Is it just me, or have there been lots of stories lately about how country X or area Y could produce all of its electricity with renewables? First there was the study about the mid-Atlantic states, then this on Australia, and this about what Iceland is up to. Plus Germany, which gets 25 percent from renewables and is working toward much higher percentages in the near term. And the World Wildlife Fund study on how much of the world's land would be need to provide 100 percent solar power (answer: it's less than 1 percent).

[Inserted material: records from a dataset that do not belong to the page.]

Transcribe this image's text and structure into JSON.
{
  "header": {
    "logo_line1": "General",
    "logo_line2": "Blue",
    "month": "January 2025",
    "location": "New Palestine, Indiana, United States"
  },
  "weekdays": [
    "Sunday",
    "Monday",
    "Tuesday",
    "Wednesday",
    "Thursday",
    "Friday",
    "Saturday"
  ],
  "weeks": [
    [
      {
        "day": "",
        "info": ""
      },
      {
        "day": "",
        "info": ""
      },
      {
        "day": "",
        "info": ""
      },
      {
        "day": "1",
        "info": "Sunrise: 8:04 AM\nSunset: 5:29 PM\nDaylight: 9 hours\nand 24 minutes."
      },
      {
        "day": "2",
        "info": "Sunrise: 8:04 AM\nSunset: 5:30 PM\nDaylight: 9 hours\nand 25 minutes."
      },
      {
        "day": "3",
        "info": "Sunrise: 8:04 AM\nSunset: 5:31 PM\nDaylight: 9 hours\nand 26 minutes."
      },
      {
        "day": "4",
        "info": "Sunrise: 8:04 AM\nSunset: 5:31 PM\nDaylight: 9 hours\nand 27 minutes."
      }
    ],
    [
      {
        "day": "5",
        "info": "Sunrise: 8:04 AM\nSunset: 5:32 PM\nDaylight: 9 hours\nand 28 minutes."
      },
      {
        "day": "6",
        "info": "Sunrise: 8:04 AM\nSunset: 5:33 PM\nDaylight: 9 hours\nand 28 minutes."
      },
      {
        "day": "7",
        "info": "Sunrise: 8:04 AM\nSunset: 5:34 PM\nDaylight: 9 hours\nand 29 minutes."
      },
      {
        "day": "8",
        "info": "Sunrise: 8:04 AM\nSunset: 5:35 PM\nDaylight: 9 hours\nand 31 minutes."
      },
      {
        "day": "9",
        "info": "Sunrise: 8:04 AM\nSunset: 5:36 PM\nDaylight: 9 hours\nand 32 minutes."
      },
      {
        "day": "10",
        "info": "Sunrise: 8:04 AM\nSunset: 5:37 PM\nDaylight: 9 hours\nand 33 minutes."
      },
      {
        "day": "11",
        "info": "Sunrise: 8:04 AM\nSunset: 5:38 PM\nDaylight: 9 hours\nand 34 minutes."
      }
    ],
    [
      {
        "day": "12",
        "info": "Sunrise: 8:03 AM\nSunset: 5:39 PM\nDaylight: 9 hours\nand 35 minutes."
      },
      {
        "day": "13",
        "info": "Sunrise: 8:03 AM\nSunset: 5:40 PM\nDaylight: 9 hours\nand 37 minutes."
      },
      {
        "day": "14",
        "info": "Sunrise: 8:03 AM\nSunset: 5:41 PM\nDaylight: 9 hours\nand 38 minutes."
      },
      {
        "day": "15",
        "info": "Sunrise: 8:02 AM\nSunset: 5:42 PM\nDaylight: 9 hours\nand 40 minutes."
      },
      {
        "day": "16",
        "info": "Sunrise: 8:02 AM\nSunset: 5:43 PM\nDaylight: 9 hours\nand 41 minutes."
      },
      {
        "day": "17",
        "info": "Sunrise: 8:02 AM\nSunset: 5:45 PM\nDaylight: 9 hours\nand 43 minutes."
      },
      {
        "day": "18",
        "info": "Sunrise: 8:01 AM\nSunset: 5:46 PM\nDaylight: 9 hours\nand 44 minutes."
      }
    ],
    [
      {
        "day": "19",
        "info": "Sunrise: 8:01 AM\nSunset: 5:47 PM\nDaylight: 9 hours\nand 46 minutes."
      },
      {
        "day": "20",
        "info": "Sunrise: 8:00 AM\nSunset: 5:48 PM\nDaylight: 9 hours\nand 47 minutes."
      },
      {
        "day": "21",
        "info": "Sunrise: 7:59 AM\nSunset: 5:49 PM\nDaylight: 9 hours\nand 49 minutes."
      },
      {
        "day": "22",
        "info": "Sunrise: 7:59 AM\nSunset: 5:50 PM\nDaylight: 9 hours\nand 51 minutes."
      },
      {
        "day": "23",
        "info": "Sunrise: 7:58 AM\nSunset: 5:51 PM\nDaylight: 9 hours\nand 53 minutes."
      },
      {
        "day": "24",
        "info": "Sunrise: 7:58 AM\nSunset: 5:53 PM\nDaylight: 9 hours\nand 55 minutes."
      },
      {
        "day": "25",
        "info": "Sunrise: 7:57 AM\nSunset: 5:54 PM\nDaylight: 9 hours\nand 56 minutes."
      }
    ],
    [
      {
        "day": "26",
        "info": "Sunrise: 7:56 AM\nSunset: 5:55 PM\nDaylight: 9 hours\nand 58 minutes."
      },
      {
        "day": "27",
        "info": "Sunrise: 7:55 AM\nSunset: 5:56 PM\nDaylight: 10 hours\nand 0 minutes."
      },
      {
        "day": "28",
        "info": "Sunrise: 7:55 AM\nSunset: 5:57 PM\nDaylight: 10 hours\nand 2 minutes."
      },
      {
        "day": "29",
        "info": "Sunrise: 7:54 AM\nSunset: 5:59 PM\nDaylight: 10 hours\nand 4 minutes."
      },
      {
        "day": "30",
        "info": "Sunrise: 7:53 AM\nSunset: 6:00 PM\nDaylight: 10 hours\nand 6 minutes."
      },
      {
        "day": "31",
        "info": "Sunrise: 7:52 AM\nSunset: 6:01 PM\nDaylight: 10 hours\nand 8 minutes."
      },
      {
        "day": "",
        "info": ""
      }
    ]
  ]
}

That's all well and good in theory, but to make it happen, at least in the U.S., is going to require something other than wishful thinking and individuals putting panels on their roofs. As Maggie Koerth-Baker makes clear in her book Before the Lights Go Out, renewables can't be turned on or off as needed to balance the load in the electrical grid, and so therefore require storage in the form of huge, expensive batteries or large infrastructure systems like compressed air energy storage or pumped-storage hydroelectricity.
And before any of that can happen, we have to deal with the fact that competing carbon-based sources (natural gas and coal) are too cheap to encourage any substantial competition from startup technologies that have high infrastructure costs.
The only way to reweight the pricing is through a carbon tax or cap and trade. As Maggie says near the end of the book, the best way to get people to do the right thing is for the right thing to be the cheapest thing. That way, no one has to be cajoled into it.
I don't usually refer to people I write about by their first names on second reference, but since I just saw Maggie speak in a pretty intimate setting this week, I'm making an exception.
She went over the ins and outs of how the grid functions, and what it means for the future of renewables. The audience, made up of sustainability activists, including people from Windustry and the Alliance for Sustainability, was up for some good discussion afterwards.
Last night I took part in a lively conversation about whether my neighborhood should become what's called a Transition Town. Well, I guess it wasn't really about whether, but how. The approximately 50 people branstormed in small groups on sustainable visions for our area in 2020, then followed up with actions that could bring that vision closer to reality.
I couldn't help talking about big picture items, like carbon taxes or free public transit, but I also brought up the need for Saint Paul to change to coordinated trash hauling, which would save fuel, decrease diesel pollution, and lessen the wear and tear on our streets and allies.
After listening to everyone's ideas, I came away with a short list of ideas I'll be looking into helping with that range in ambition:
- Setting up a tool-sharing system or possibly a maker space where tools could be used, so that everyone doesn't have to buy a table saw or a ladder.
- Doing a survey to identify large roofs, such as churches, commercial buildings, or apartment buildings, that could house a cooperatively owned solar array like the one just established northwest of Minneapolis. Our neighborhood has a lot of trees, and most roofs don't face south. Once the survey is done, of course, there'll be a need for a partner to finance and build the array, plus permission from the building owners. Because Minnesota has a law requiring its electric utilities to be 25 percent renewable by 2025, this idea might happen relatively quickly.
- Starting a campaign encouraging people to drop a car: If you have two, go down to one. This is partly inspired by Maggie describing how she and her husband are able to function with one car because they live near an active busline in Minneapolis, supplemented with biking. My neighborhood is bounded by three buslines and bisected by another, of varying (and in my opinion nowhere near high enough) frequency. We have at least one Hour Car pickup point; we have lots of Nice Ride bike installations available from April to November. We could look into more informal car-sharing among people. It would be a big change, but I think an awareness campaign and an effort to increase the bus frequency could have some effect over time.